(Web page and app entries)
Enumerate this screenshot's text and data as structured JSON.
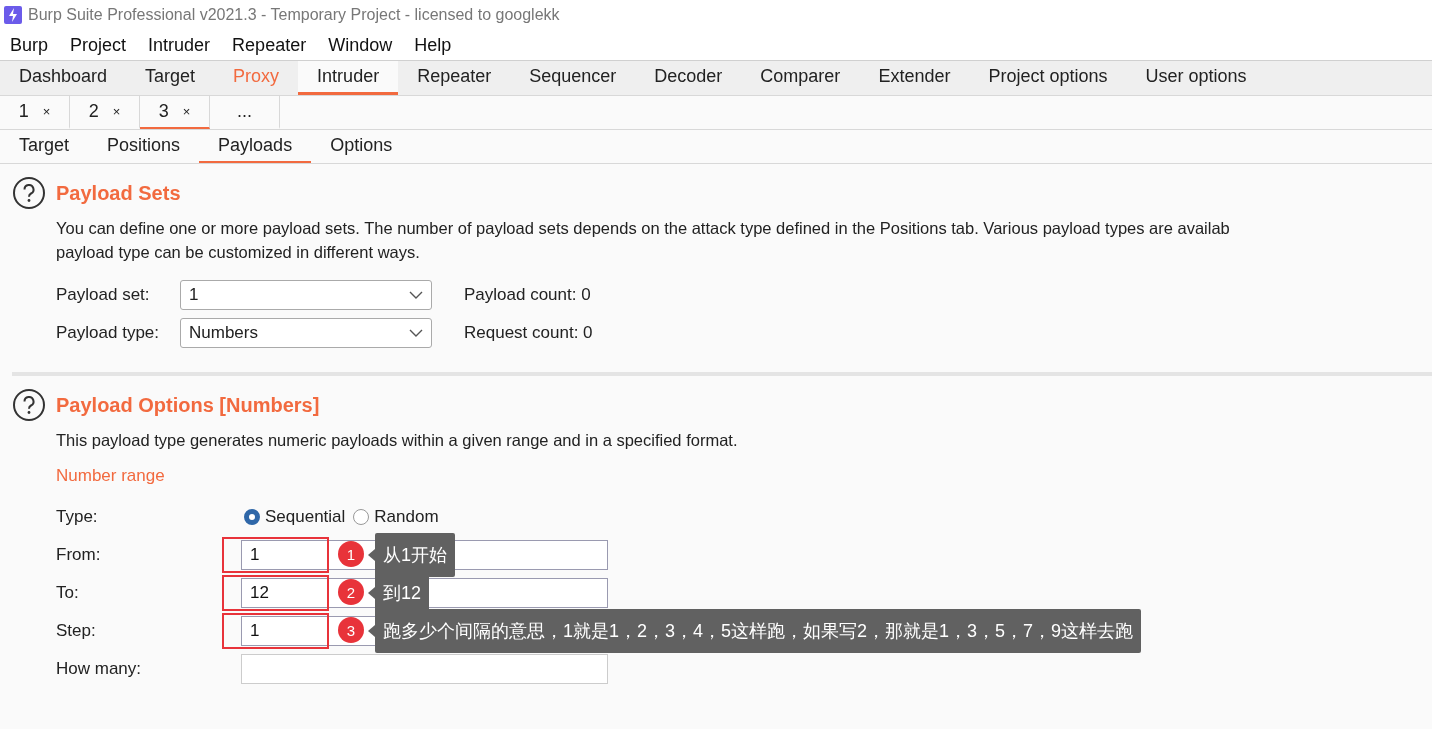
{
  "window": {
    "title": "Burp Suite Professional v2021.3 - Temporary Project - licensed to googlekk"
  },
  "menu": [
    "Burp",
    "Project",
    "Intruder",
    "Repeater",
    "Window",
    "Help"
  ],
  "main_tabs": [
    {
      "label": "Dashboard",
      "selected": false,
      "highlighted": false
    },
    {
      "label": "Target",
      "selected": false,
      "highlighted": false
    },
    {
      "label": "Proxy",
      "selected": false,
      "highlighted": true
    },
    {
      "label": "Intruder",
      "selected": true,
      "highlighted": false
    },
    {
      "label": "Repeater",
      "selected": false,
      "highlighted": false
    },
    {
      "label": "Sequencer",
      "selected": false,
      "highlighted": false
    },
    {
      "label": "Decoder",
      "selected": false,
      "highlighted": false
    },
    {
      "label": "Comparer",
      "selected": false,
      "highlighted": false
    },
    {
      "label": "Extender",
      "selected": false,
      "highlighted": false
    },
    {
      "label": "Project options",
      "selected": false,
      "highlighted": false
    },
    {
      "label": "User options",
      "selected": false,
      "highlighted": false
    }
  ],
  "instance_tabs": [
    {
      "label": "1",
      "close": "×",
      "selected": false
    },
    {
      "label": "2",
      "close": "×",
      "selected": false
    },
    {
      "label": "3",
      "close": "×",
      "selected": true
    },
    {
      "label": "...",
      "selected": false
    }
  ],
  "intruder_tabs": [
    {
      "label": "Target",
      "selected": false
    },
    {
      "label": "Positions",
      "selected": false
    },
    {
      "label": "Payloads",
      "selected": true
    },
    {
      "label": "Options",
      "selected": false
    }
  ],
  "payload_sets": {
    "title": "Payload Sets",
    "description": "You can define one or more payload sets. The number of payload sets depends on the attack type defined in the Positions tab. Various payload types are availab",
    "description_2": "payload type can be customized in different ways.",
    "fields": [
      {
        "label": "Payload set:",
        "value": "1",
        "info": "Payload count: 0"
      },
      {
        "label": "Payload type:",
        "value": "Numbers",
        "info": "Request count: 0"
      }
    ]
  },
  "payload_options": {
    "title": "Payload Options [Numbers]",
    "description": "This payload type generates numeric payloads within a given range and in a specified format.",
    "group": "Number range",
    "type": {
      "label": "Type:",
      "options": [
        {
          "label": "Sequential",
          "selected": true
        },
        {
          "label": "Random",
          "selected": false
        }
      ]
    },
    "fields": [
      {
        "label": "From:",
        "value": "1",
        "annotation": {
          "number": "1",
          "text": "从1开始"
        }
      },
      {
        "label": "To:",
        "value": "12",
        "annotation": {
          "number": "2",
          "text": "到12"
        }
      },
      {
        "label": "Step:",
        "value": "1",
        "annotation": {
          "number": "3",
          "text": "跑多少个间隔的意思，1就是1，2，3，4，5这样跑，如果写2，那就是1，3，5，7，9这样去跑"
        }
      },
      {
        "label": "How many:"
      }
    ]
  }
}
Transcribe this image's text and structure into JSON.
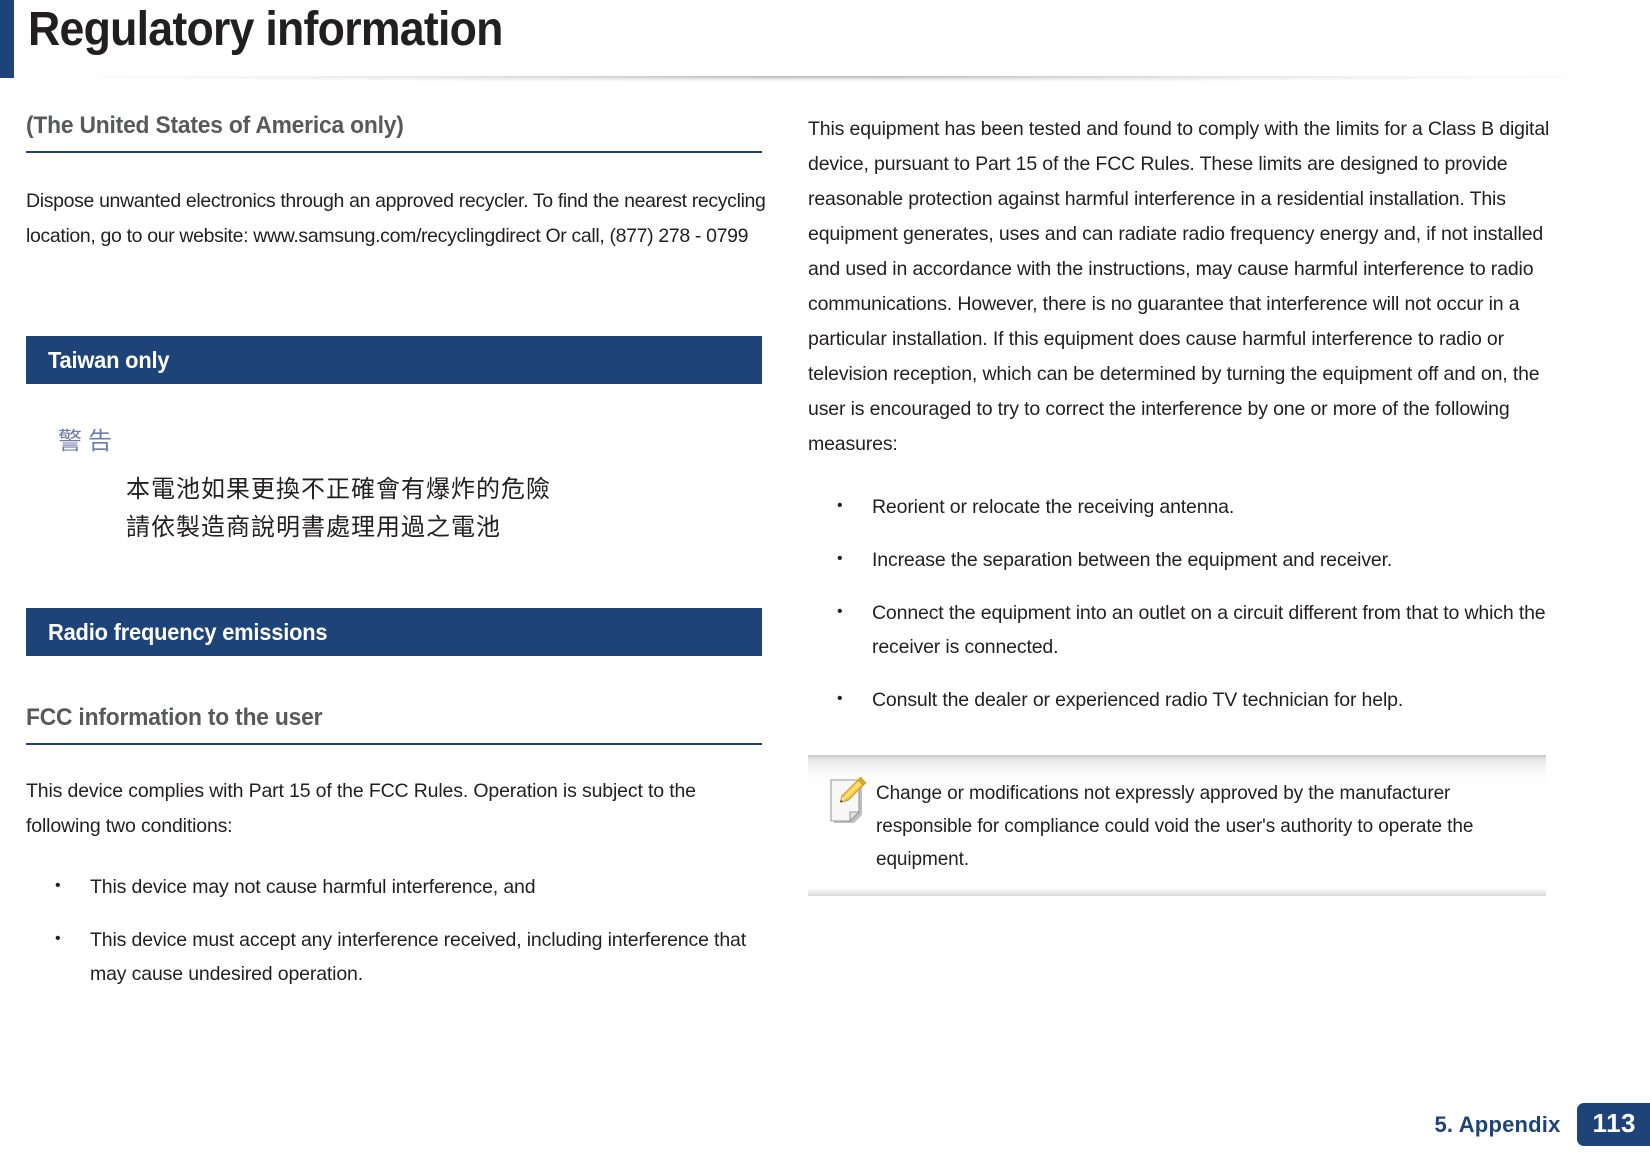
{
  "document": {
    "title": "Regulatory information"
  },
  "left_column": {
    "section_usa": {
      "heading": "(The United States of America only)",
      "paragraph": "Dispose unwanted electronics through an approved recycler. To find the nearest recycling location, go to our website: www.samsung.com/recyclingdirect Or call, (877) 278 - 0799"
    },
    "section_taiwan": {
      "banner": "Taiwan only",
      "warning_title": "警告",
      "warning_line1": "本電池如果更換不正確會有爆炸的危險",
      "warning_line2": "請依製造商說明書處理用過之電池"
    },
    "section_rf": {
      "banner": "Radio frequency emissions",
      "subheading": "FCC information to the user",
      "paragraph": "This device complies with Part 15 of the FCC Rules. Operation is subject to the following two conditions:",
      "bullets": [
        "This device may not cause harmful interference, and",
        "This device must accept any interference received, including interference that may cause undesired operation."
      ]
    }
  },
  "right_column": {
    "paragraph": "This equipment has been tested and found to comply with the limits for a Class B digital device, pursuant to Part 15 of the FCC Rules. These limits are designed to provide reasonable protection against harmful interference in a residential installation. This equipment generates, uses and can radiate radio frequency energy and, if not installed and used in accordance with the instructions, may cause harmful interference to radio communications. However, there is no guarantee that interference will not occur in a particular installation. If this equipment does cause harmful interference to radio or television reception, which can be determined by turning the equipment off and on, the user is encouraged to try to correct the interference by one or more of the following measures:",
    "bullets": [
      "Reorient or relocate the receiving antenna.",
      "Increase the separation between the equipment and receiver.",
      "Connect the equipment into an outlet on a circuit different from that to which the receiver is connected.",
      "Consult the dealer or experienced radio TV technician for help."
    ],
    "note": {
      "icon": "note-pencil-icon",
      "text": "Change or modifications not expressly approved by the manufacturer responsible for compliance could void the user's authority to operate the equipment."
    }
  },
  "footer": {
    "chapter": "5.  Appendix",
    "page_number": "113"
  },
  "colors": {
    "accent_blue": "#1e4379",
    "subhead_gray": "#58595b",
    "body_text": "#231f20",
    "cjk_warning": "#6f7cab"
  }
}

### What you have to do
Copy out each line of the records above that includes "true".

### Answer for the task
      "highlighted": true
      "selected": true,
      "selected": true
      "selected": true
          "selected": true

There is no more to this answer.